Amanda Boxtel, founder and executive director of Bridging Bionics, walks in a bionic exoskeleton suit at the Snowmass Club. Boxtel sustained a spinal cord injury from a skiing accident in 1992.
In Snowmass, miracles happen every day. This past October, the Bridging Bionics Foundation (bridgingbionics.org) celebrated its five-year anniversary of bringing hope and success to those who strive to walk once again. In more than 7,500 physical therapy sessions (and counting), the Basalt-based nonprofit has gifted the miracle of mobility to its clients with neurological challenges. “I’m just so proud that we’ve been able to sustain the program, thanks to the unwavering support of our community in every sense,” says the foundation’s founder and executive director, Amanda Boxtel (amandaboxtel.com).
Boxtel has faced her own challenges since suffering a permanent spinal cord injury in a skiing accident in 1992. From that moment, she has been dedicated to helping others with similar mobility issues live their best lives. First as a founder of Challenge Aspen (challengeaspen.org), and today with Bridging Bionics, she has impacted lives and created pathways for people to improve their outcomes and often experience the joys of walking. To applaud and recognize her tireless work, Boxtel was honored as a 2018 CNN Hero.
The linchpin of the organization’s success has been the use of state-of-the-art advanced technologies, which include an array of assistance devices ranging from a Galileo whole-body vibration system to bionic exoskeleton suits. These suits allow clients— afflicted with compromised ambulatory function due to neurological conditions such as spinal cord injury, stroke and other neurological disorders or diseases—to actually stand and walk with robotic assistance. “I attribute the ability of our program to maintain and help clients regain mobility to our unique combination of advanced technologies, alternative therapies and performance training programs,” says Boxtel. “Really, it’s unlike any program in the world.”
Operating out of nonclinical facilities in the Snowmass Club and Midland Fitness in Glenwood Springs, the Bridging Bionics team of trained therapists and dedicated volunteers have created individualized therapeutic programs for more than 300 clients. And, remarkably, all of this is provided for little to no cost to those clients in need.

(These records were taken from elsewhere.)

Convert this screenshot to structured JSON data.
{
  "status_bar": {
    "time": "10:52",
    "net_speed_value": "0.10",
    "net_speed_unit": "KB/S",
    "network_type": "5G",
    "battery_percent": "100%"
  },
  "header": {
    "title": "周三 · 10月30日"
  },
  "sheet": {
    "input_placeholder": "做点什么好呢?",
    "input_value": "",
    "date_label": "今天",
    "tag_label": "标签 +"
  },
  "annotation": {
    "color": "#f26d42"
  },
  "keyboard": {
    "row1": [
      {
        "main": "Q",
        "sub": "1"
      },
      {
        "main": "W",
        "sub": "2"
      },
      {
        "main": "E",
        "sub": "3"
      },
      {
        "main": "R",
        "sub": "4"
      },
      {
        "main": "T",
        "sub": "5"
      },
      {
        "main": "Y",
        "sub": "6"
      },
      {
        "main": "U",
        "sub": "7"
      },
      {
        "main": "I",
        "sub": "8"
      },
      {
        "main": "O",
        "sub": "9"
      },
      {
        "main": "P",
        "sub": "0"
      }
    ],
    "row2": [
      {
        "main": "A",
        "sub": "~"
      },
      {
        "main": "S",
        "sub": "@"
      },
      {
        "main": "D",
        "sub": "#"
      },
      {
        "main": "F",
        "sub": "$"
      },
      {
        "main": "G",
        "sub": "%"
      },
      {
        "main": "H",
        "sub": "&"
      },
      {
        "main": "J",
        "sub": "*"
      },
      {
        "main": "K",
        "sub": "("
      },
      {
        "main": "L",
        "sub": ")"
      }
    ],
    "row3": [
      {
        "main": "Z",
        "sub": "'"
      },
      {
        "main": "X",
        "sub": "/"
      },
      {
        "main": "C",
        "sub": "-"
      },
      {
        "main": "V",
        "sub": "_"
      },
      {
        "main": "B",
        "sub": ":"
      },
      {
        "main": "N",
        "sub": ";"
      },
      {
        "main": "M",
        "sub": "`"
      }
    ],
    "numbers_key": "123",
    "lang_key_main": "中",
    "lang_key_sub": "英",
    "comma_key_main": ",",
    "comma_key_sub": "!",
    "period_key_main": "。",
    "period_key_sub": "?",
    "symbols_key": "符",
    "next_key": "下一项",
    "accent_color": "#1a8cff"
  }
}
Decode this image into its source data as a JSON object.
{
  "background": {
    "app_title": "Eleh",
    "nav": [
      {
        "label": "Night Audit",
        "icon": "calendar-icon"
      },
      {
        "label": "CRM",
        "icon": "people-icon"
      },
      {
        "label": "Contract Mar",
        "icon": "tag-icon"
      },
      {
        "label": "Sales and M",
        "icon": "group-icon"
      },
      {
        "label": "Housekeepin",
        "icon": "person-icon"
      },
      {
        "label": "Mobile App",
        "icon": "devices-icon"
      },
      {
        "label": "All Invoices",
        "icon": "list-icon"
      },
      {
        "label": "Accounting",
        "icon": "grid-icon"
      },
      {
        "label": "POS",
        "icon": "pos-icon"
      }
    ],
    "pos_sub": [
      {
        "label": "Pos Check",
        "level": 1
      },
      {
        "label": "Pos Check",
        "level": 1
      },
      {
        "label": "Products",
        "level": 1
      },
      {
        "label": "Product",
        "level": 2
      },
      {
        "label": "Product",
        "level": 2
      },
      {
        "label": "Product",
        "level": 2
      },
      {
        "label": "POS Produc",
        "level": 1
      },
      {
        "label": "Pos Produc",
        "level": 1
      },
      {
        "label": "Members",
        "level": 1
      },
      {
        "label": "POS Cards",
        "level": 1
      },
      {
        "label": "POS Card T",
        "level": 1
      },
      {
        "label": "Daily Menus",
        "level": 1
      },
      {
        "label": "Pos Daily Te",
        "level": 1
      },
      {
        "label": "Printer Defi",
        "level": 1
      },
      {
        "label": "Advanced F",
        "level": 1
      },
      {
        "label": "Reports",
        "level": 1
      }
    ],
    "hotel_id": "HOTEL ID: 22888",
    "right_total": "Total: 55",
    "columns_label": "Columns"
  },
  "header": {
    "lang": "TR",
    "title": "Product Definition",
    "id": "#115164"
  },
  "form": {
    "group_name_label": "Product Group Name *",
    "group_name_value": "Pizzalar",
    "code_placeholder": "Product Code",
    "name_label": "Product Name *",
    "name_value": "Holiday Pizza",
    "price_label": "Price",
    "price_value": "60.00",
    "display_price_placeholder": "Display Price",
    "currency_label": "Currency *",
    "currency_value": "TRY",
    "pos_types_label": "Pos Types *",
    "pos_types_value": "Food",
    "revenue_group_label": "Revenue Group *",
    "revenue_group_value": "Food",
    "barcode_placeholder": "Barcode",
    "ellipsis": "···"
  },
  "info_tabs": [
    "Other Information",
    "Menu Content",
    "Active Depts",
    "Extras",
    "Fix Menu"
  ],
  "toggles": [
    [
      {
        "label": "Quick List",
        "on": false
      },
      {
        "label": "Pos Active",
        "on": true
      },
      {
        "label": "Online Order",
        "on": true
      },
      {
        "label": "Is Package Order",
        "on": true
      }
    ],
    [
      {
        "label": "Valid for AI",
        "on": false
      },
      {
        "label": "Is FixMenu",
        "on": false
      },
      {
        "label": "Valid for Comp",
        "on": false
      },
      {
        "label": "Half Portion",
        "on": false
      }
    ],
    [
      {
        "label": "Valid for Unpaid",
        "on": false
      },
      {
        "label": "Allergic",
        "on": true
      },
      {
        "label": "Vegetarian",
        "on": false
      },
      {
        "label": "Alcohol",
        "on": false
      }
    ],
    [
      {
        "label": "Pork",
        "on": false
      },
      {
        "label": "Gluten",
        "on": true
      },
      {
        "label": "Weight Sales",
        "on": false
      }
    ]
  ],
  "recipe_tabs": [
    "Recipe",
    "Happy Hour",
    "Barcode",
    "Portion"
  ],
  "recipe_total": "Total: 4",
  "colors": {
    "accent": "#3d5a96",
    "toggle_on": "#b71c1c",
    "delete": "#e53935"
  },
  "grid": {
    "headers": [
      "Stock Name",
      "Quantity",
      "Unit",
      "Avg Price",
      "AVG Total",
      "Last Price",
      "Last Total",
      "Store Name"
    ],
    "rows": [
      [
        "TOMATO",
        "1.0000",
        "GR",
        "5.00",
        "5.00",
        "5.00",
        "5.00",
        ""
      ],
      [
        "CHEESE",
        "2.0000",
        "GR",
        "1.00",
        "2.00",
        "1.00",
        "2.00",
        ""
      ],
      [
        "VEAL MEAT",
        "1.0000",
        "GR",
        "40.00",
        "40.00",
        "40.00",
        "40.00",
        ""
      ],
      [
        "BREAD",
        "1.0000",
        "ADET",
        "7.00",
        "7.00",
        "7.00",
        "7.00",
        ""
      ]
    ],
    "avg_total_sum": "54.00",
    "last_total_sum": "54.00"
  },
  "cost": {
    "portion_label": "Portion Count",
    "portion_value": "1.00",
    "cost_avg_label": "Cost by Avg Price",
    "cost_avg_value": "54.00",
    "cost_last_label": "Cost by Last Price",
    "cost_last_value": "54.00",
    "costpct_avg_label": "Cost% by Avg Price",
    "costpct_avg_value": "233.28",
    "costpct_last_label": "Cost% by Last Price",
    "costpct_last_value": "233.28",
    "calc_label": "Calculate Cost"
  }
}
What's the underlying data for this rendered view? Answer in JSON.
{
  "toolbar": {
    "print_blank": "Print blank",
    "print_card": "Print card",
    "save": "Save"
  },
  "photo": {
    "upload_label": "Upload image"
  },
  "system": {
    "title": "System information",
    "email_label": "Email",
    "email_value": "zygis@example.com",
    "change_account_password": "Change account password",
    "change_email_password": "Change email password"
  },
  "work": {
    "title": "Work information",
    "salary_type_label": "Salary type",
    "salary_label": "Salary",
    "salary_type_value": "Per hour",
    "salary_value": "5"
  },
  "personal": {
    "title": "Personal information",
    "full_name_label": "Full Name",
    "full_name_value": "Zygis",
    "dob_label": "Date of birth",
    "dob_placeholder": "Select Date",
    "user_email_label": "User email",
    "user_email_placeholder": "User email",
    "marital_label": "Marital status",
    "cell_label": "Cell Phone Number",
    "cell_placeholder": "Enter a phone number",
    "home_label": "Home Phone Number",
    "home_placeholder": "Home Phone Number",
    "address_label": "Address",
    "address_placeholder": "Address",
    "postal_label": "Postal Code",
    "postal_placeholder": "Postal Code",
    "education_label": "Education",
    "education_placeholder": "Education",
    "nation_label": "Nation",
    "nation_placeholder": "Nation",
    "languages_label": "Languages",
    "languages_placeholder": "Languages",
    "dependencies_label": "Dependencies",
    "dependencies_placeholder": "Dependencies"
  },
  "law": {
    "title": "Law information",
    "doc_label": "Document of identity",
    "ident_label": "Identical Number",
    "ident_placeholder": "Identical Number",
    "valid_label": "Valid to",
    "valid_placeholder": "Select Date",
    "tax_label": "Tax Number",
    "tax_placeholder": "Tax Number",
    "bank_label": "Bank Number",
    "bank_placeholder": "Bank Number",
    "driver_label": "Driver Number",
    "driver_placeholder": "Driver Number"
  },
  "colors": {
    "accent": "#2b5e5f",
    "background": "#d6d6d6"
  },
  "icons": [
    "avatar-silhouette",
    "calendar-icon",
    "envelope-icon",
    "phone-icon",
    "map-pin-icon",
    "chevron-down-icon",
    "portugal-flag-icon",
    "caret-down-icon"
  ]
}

In October, as a harvest moon rose over Aspen, Bridging Bionics held a virtual fundraising gala to support its mission. More than $300,000 was raised through the generosity of committed donors. “Our donors believe our program ignites hope and possibility in our community and gives us support to continue our mission of bringing mobility to those in need,” says Boxtel. “It shines a light on our program.”